The most recent chapter within the extensive and longstanding litigation around Australian patent no. 623144, owned by Danish pharmaceutical company H. Lundbeck A/S , highlights a practical difficulty for generic manufacturers.
The Decision. Lundbeck sought to increase the term from the patent, but did so only just before the patent expired. It was well beyond the usual deadline, and so Lundbeck were required to seek an extension of energy in order for that application for extension of term to be considered. Several generic manufacturers, including Sandoz, launched products following the patent expired but before the application form extending enough time in which to make an application for an extension of term was considered. Given that they launched at any given time when Lundbeck had no patent rights, Sandoz argued that they should have been shielded from patent infringement once rights were restored. However, a legal court held the extension of term should be retrospective., and thus Sandoz infringed the patent.
Background. This action arises in unusual circumstances. The anti-depressant drug citalopram is actually a racemic mixture of the two enantiomers, the ( ) enantiomer as well as the (-) enantiomer. Lundbeck held I Have An Invention covering the racemic mixture along with marketed the racemic mixture as CIPRAMIL. The patent in suit claims the better-effective ( ) enantiomer. Lundbeck sought an extension of term based on the registration of the ( ) enantiomer, as LEXAPRO, on the Australian Register of Therapeutic Goods (ARTG). Within an earlier chapter within this saga, it had been established the application form for extension of term must have been based on the earlier registration on the ARTG of citalopram, as citalopram (CIPRAMIL) contains the ( ) enantiomer, rather than on the registration from the ( ) enantiomer (LEXAPRO) on the ARTG .
Lundbeck produced a new application for extension of term on 12 June 2009, the day before patent no. 623144 expired. This time the applying for extension of term was based on the ARTG registration for CIPRAMIL. This was accompanied by an application for extension of energy (because the application must have been made within half a year from the date of the ARTG registration of CIPRAMIL, making the deadline 26 July 1999) which needed to be successful for that extension of term to get approved. A delegate of Commissioner held the extension of your time was allowable since the original deadline for making the application form for extension of term was missed as a result of genuine misunderstanding of the law on the part of the patentee.

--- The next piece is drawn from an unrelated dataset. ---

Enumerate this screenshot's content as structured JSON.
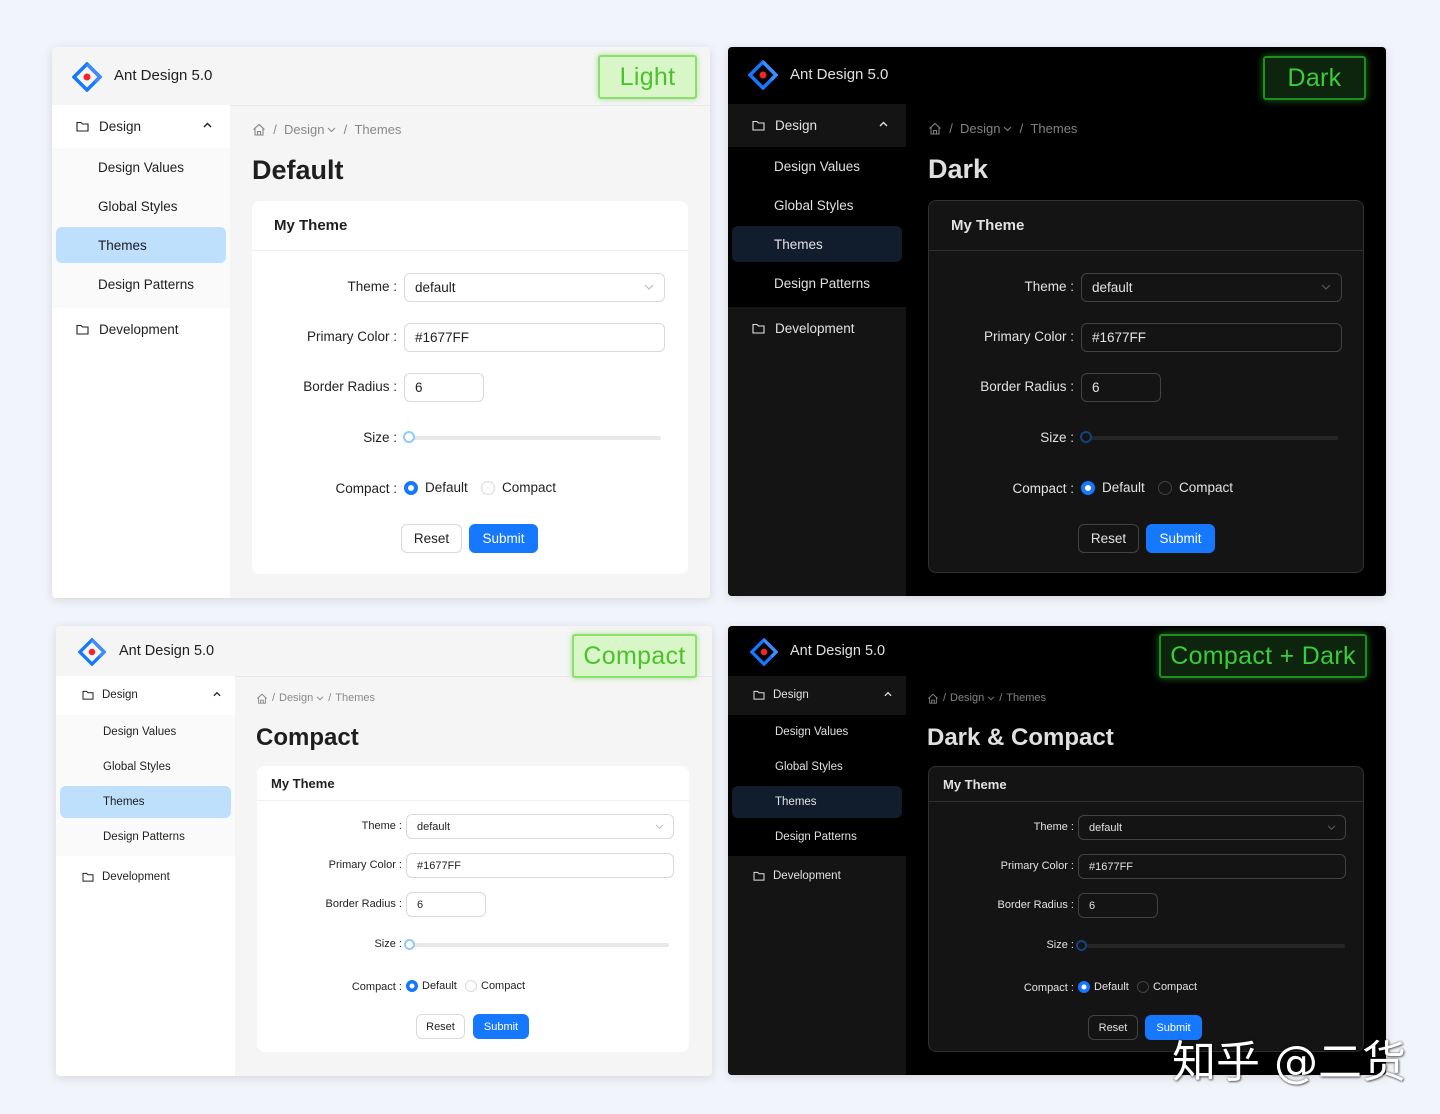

Sandoz released their generic product to the market on 15 June 2009, just two days following the expiry of Product Idea, and just 72 hours after the application for extension of term was created. The Commissioner of Patents approved an extension from the patent term on 25 June 2014 . Lundbeck filed patent infringement proceedings inside the Federal Court of Australia on 26 June 2014.
Mind the Gap. In this particular case the Federal Court held that the decision with regards to the extension from the term of a patent might be delivered following expiry in the patent, and the effect of that delivery is retrospective. Although the application for extension of term was filed from time, this was able to be rectified by applying to increase the deadline since the failure to file in time was due to an “error or omission” on the area of the patentee. Although Sandoz launched their product at the same time when it seemed Lundbeck had no patent rights, there was clearly no gap in protection since the patent never ceased nor should be restored.
This may be contrasted with the situation where How To Get An Idea Patented is restored when, for example, a renewal fee is paid away from time. During these circumstances, considering that the patent did temporarily cease, steps taken by another party to exploit the patented invention in the “gap” period is not going to open the party to infringement proceedings.
The impact on generics. Generic manufacturers who seek to produce immediately after the expiry of any patent should take note of the possibility an application to have an extension of term can be made with a late date within australia if some error or omission frfuaj to this particular not done in the prescribed time. Such extensions of patent terms may have retrospective effect if granted following the expiry of the patent. It is actually understood that the decision is under appeal.